↓

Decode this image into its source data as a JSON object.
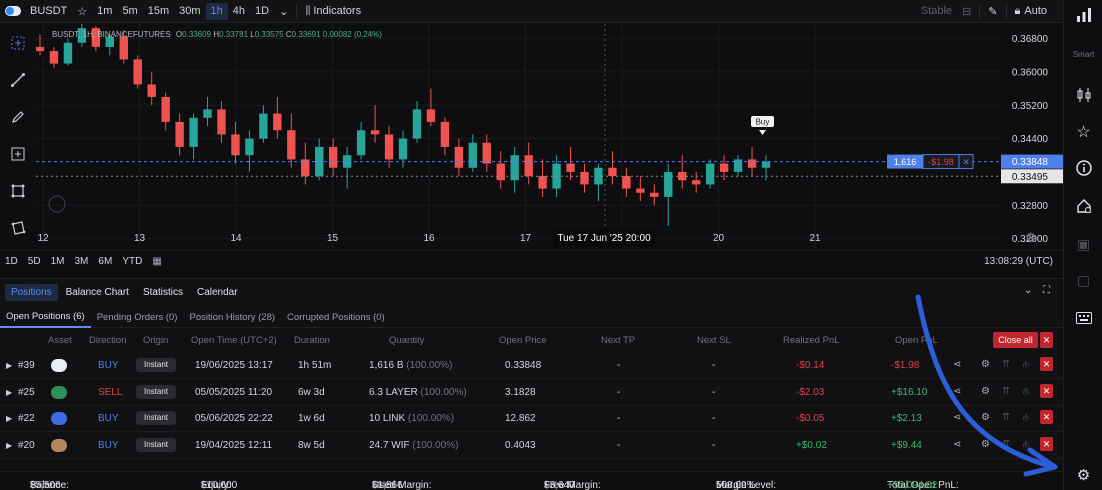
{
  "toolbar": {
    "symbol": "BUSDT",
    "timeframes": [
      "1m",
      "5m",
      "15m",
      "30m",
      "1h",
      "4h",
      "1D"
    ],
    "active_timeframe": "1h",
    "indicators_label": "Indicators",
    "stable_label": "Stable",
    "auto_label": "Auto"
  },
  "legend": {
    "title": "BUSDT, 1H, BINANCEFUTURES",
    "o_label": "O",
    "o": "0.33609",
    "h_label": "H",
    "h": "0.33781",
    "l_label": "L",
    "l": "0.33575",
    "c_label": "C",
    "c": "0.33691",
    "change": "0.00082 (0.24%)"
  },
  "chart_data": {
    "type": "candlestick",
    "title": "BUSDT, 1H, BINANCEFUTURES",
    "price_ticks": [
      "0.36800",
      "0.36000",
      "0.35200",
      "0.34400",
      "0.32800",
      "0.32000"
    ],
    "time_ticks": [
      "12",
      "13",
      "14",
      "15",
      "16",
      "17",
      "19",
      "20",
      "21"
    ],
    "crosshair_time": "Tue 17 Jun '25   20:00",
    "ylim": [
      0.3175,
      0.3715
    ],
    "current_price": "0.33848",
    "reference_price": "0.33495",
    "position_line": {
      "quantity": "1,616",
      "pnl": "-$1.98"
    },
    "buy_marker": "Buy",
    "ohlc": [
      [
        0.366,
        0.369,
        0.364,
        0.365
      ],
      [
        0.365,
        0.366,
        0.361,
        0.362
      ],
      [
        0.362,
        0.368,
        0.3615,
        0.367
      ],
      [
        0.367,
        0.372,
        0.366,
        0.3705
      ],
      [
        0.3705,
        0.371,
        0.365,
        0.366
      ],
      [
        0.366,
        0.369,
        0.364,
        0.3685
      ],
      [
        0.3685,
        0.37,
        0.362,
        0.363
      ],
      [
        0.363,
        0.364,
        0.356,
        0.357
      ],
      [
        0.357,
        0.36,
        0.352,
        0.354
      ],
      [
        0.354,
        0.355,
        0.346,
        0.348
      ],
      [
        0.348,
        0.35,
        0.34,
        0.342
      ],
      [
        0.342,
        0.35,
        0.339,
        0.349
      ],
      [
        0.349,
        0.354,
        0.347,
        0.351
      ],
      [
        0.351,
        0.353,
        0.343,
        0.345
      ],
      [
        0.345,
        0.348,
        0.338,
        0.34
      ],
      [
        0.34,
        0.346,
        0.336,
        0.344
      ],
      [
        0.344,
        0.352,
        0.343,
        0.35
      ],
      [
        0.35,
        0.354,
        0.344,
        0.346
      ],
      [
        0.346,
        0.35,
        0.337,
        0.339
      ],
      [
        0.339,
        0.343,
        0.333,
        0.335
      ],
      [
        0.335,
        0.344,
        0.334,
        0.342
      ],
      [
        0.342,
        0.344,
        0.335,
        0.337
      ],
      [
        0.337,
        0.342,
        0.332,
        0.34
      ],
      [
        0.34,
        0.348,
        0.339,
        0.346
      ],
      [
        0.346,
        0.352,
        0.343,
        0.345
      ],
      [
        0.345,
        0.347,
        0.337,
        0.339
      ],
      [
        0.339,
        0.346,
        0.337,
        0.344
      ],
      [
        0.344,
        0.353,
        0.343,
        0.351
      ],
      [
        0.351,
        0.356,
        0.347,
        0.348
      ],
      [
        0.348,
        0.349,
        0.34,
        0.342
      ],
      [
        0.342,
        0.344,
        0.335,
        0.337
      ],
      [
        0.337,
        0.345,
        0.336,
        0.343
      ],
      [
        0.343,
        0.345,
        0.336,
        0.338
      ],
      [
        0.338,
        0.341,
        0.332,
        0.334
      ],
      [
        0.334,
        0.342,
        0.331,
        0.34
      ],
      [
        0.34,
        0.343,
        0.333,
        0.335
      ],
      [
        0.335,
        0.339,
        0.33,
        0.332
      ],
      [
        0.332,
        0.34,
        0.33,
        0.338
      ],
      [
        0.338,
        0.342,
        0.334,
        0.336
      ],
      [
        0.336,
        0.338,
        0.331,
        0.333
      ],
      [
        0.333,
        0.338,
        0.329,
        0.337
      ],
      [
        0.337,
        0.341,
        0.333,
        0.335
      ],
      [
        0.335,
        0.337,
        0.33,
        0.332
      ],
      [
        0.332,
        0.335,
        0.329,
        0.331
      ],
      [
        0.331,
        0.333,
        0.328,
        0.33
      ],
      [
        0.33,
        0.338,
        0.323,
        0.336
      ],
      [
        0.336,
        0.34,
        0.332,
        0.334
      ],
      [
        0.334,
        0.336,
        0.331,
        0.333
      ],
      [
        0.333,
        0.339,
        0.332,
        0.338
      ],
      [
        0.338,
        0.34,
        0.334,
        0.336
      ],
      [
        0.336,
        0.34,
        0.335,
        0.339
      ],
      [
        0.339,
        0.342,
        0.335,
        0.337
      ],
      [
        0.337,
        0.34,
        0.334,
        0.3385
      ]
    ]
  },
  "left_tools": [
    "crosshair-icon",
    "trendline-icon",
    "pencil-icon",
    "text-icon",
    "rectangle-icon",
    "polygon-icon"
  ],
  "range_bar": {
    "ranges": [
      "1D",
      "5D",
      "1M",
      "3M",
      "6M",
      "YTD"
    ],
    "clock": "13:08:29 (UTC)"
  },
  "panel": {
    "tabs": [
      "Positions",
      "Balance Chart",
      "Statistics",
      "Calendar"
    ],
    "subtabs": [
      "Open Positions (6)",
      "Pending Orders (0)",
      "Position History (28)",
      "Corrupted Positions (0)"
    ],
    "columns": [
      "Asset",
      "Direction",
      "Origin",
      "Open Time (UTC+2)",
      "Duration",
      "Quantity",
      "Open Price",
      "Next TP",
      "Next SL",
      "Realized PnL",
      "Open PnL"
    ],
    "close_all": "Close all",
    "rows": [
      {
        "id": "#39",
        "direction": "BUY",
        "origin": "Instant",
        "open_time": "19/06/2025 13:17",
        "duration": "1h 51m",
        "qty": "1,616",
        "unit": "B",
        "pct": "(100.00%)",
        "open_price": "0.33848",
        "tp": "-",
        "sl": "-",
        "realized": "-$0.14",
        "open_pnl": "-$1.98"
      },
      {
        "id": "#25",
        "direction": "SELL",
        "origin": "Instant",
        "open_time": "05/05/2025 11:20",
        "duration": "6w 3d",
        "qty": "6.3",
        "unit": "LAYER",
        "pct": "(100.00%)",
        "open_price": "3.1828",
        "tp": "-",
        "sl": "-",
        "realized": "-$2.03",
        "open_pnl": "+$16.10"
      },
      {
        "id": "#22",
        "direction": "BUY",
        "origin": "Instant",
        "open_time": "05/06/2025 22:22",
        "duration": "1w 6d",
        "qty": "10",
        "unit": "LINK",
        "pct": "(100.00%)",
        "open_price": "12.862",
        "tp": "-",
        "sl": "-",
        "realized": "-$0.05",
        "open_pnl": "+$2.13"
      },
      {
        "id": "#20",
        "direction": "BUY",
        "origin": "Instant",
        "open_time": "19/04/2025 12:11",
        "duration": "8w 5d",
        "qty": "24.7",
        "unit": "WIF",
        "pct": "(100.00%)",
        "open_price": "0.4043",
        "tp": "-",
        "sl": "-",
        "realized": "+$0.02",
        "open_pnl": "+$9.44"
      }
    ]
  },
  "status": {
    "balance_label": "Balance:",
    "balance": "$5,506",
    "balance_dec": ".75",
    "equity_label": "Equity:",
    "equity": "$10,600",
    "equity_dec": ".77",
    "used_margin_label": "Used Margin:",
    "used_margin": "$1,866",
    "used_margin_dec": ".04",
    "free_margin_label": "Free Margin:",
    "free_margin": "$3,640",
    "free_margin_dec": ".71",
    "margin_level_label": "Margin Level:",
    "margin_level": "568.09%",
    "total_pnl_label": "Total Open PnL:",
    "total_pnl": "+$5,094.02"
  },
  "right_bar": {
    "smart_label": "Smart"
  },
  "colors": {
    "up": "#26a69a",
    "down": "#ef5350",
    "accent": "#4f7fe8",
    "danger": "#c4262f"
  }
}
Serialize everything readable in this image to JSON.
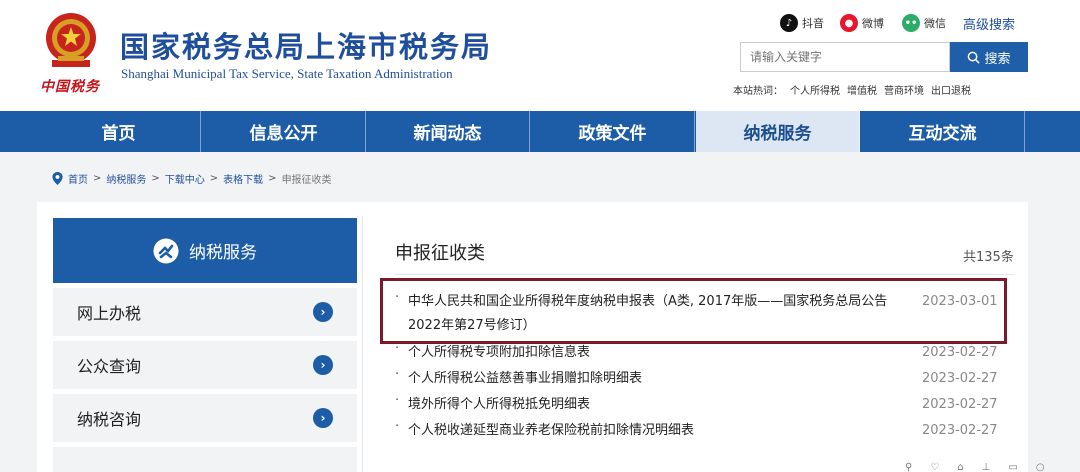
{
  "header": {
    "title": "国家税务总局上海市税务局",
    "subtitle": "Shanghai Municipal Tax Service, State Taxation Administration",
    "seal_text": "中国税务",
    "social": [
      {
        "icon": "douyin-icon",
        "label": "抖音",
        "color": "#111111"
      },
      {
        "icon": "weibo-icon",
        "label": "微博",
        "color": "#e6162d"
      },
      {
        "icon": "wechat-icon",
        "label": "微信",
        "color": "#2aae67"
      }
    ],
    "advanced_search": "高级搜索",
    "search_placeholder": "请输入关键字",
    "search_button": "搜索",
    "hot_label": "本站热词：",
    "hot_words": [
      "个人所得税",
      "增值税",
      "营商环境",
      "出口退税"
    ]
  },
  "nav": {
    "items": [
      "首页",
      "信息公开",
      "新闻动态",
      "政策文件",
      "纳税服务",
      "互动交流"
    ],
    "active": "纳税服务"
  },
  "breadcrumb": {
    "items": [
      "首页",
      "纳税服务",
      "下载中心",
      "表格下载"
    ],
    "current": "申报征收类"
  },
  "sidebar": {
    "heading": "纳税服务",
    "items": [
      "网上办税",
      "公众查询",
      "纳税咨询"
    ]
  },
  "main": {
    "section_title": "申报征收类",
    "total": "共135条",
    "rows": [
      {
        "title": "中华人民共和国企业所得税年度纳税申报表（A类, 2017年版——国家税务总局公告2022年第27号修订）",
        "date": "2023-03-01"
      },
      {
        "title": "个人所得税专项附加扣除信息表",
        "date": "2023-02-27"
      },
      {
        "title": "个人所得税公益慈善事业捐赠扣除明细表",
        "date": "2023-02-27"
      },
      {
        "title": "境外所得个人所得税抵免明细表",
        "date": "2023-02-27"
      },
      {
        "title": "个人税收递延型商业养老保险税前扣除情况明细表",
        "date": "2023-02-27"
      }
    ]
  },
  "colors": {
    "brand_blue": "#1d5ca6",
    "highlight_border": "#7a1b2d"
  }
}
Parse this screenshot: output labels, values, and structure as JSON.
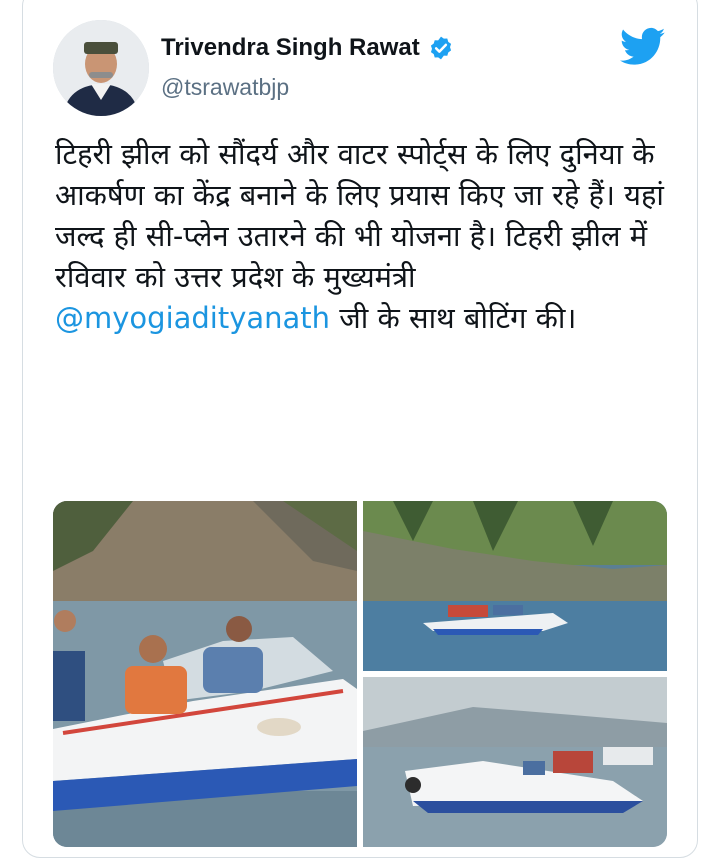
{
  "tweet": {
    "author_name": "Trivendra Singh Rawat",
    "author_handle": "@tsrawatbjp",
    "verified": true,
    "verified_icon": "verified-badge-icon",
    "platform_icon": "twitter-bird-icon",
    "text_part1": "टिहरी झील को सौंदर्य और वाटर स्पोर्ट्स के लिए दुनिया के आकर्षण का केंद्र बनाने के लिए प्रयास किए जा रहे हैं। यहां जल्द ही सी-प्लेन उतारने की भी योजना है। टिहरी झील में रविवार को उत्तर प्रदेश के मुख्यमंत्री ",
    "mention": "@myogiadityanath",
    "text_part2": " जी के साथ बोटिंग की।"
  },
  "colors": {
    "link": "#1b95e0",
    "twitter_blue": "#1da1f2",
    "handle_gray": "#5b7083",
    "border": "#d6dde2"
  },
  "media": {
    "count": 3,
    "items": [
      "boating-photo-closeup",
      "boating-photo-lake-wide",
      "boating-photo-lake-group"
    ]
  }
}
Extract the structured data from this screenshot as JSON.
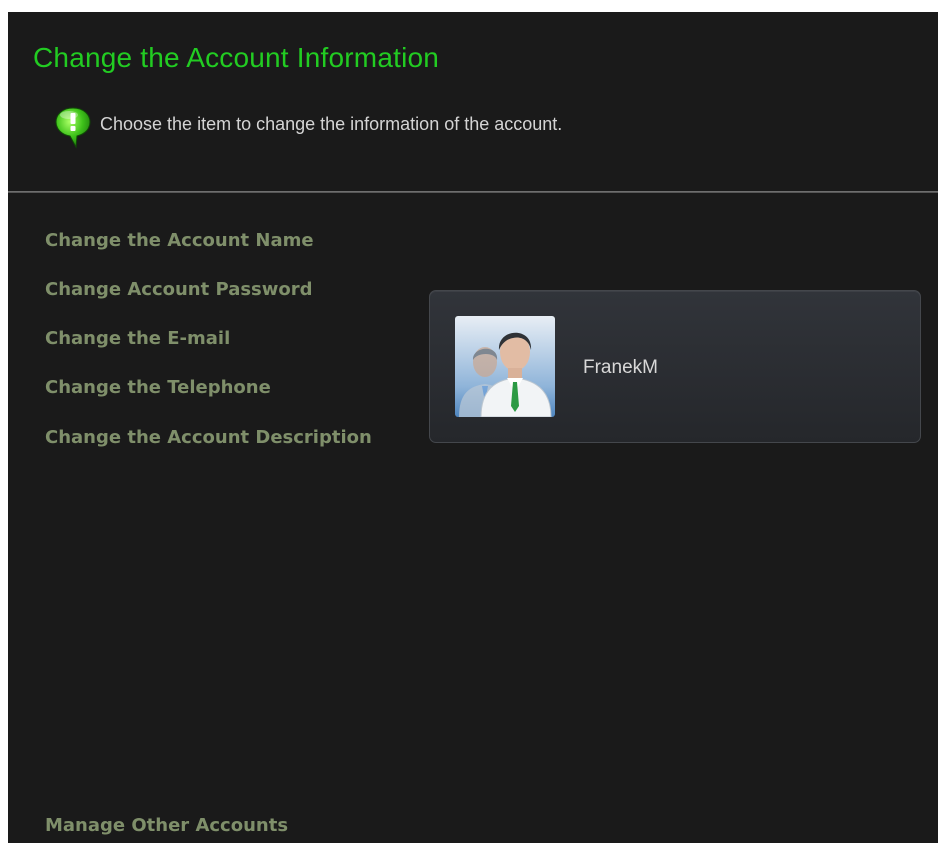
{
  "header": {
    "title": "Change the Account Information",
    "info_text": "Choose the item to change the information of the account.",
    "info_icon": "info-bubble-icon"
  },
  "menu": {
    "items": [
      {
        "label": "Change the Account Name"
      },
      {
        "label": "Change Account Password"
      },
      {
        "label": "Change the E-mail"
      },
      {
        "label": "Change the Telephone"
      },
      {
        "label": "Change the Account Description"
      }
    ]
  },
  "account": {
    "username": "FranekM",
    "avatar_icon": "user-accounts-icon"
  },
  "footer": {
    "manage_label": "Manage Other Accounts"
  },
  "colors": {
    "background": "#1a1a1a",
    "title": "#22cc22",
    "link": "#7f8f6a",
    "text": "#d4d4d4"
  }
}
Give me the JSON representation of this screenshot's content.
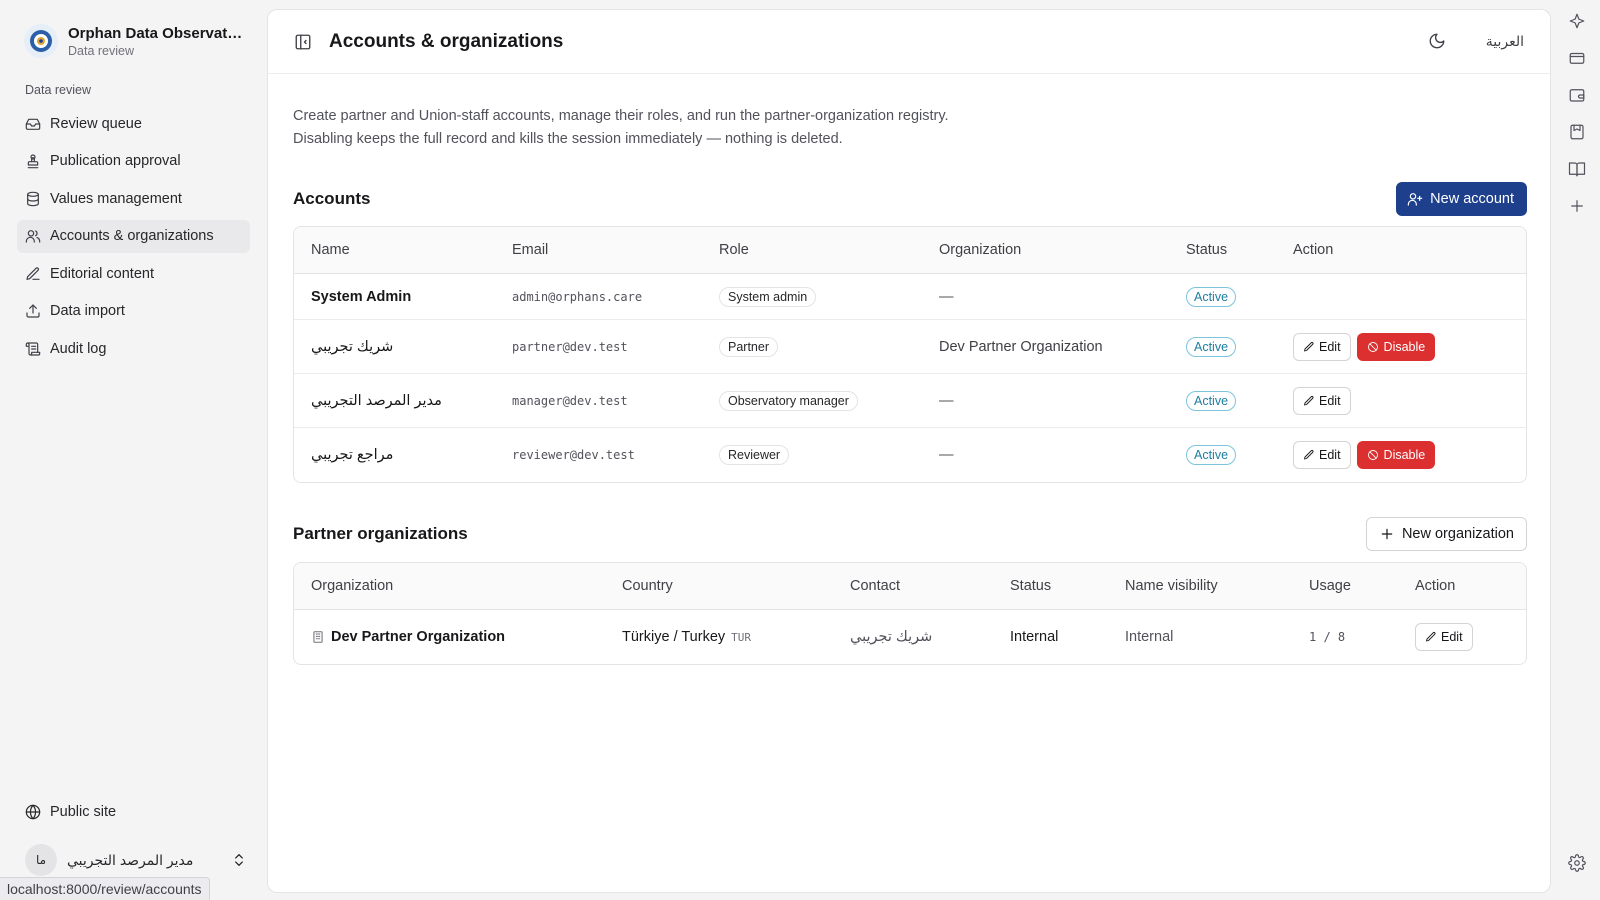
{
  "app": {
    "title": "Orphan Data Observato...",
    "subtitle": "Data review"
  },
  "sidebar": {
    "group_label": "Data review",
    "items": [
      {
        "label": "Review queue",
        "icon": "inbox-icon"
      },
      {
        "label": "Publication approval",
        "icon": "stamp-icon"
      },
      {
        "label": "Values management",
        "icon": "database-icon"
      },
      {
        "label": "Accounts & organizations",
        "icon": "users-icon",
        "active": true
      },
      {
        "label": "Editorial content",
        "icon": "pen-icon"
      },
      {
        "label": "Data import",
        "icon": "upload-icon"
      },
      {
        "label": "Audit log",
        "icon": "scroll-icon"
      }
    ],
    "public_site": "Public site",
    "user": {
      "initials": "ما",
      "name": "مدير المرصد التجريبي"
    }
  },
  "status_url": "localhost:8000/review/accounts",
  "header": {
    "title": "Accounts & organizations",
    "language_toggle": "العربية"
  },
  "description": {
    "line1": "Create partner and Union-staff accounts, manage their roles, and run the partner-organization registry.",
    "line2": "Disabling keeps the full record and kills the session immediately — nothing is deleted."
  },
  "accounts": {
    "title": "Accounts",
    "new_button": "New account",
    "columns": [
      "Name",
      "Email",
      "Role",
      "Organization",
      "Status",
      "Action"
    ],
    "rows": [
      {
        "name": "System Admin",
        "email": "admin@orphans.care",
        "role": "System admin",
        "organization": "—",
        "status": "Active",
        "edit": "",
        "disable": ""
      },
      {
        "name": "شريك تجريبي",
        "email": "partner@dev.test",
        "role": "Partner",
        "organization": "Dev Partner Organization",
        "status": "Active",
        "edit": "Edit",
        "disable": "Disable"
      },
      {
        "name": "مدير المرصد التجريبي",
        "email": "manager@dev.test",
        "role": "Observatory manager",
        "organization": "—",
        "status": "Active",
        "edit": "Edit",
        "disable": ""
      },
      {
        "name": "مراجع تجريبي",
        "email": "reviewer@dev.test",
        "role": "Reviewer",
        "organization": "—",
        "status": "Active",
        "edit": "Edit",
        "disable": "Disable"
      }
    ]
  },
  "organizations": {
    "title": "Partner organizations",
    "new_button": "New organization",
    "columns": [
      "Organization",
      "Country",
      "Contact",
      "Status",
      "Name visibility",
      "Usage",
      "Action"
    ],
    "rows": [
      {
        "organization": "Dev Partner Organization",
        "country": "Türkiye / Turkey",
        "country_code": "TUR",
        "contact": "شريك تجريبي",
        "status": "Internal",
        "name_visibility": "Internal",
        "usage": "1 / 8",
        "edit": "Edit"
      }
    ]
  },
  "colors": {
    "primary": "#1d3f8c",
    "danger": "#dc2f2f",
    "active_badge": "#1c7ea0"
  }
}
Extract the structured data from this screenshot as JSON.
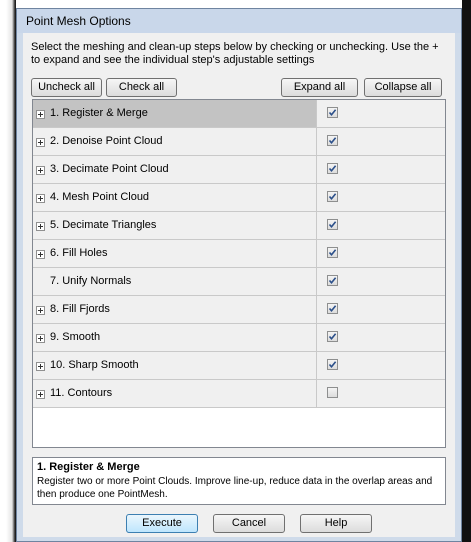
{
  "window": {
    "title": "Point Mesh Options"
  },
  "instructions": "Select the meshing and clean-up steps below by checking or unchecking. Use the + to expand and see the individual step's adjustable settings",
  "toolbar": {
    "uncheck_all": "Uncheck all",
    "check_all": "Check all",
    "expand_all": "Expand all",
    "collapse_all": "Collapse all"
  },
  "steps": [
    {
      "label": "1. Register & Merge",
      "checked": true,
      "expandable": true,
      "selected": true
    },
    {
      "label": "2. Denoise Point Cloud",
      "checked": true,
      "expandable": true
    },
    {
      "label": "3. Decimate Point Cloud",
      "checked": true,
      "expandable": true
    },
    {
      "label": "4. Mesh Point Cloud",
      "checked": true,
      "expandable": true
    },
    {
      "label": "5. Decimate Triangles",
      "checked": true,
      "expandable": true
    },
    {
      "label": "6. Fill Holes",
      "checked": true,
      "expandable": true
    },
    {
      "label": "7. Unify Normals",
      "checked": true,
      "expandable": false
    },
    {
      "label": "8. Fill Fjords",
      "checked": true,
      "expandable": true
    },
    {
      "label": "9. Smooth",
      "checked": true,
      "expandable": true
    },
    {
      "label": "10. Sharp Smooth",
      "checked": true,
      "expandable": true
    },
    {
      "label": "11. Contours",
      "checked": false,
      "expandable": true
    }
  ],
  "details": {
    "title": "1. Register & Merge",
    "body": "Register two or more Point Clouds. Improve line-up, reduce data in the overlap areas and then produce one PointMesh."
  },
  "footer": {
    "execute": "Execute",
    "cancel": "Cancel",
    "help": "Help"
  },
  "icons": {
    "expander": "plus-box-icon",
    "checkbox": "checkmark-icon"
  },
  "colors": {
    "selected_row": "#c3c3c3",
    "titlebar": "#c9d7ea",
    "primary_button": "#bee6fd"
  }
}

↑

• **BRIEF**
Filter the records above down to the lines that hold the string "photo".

• **EXPECTED ANSWER**
      "boating-photo-closeup",
      "boating-photo-lake-wide",
      "boating-photo-lake-group"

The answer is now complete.